▶ _Exercise_: Keeping each line exactly as it is, output all of the records.

▶ _Records supplied_:
------
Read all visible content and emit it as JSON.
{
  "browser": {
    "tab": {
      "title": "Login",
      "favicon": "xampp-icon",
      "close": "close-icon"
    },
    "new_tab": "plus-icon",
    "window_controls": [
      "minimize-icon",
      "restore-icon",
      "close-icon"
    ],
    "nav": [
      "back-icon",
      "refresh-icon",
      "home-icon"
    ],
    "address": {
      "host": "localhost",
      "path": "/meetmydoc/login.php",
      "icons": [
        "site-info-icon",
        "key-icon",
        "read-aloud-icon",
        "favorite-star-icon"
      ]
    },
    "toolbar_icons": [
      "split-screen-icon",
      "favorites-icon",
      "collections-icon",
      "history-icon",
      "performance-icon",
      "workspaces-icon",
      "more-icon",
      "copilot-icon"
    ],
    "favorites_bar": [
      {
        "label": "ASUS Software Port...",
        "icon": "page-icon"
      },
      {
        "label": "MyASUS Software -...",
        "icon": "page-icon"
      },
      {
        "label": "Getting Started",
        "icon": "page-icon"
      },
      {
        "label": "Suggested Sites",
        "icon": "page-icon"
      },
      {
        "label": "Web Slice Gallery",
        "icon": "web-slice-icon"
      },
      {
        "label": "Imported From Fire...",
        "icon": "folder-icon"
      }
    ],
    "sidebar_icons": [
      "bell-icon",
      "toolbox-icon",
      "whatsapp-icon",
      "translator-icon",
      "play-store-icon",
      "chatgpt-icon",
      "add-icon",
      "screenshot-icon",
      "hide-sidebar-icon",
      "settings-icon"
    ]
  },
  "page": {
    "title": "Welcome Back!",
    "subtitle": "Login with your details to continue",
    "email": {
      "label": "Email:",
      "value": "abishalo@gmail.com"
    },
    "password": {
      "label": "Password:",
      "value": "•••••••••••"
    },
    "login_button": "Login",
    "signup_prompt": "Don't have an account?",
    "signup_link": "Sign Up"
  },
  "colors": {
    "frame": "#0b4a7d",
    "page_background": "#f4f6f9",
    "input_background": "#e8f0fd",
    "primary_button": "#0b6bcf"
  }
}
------
▶ _Your solution_:
Read all visible content and emit it as JSON.
{
  "browser": {
    "tab": {
      "title": "Login",
      "favicon": "xampp-icon",
      "close": "close-icon"
    },
    "new_tab": "plus-icon",
    "window_controls": [
      "minimize-icon",
      "restore-icon",
      "close-icon"
    ],
    "nav": [
      "back-icon",
      "refresh-icon",
      "home-icon"
    ],
    "address": {
      "host": "localhost",
      "path": "/meetmydoc/login.php",
      "icons": [
        "site-info-icon",
        "key-icon",
        "read-aloud-icon",
        "favorite-star-icon"
      ]
    },
    "toolbar_icons": [
      "split-screen-icon",
      "favorites-icon",
      "collections-icon",
      "history-icon",
      "performance-icon",
      "workspaces-icon",
      "more-icon",
      "copilot-icon"
    ],
    "favorites_bar": [
      {
        "label": "ASUS Software Port...",
        "icon": "page-icon"
      },
      {
        "label": "MyASUS Software -...",
        "icon": "page-icon"
      },
      {
        "label": "Getting Started",
        "icon": "page-icon"
      },
      {
        "label": "Suggested Sites",
        "icon": "page-icon"
      },
      {
        "label": "Web Slice Gallery",
        "icon": "web-slice-icon"
      },
      {
        "label": "Imported From Fire...",
        "icon": "folder-icon"
      }
    ],
    "sidebar_icons": [
      "bell-icon",
      "toolbox-icon",
      "whatsapp-icon",
      "translator-icon",
      "play-store-icon",
      "chatgpt-icon",
      "add-icon",
      "screenshot-icon",
      "hide-sidebar-icon",
      "settings-icon"
    ]
  },
  "page": {
    "title": "Welcome Back!",
    "subtitle": "Login with your details to continue",
    "email": {
      "label": "Email:",
      "value": "abishalo@gmail.com"
    },
    "password": {
      "label": "Password:",
      "value": "•••••••••••"
    },
    "login_button": "Login",
    "signup_prompt": "Don't have an account?",
    "signup_link": "Sign Up"
  },
  "colors": {
    "frame": "#0b4a7d",
    "page_background": "#f4f6f9",
    "input_background": "#e8f0fd",
    "primary_button": "#0b6bcf"
  }
}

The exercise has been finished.